## WHAT IS NEEDED
Pull every line that includes the word "name" from the data.

## AVAILABLE DATA
┄┄┄┄┄┄┄┄┄┄

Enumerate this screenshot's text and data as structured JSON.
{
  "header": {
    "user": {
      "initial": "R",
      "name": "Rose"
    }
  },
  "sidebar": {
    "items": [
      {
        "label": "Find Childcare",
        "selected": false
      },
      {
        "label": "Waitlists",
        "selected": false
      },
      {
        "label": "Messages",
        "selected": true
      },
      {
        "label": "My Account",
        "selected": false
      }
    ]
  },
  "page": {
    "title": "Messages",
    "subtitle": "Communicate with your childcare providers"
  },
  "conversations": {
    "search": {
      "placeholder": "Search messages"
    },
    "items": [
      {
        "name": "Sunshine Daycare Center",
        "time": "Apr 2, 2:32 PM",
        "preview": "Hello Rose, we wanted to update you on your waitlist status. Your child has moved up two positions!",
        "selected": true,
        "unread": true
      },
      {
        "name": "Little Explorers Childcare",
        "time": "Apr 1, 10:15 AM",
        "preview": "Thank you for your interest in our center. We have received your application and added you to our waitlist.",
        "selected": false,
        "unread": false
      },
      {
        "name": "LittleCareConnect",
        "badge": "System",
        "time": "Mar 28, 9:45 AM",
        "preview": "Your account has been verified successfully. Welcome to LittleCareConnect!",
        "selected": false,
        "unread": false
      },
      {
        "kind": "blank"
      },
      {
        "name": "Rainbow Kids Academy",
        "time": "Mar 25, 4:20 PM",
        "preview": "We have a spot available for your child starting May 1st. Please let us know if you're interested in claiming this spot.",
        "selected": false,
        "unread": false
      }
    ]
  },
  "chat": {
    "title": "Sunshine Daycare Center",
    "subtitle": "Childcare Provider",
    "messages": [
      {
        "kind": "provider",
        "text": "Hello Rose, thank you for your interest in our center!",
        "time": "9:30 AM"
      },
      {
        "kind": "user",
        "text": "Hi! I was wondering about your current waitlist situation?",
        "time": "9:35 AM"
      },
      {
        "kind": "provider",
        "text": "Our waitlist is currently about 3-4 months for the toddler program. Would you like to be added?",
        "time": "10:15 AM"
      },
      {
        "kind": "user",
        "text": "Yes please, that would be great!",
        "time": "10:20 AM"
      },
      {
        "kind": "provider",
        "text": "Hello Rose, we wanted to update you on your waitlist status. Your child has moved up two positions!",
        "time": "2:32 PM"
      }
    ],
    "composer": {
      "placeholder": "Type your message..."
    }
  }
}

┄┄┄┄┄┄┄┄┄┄

## RESPONSE BELOW
      "name": "Rose"
        "name": "Sunshine Daycare Center",
        "name": "Little Explorers Childcare",
        "name": "LittleCareConnect",
        "name": "Rainbow Kids Academy",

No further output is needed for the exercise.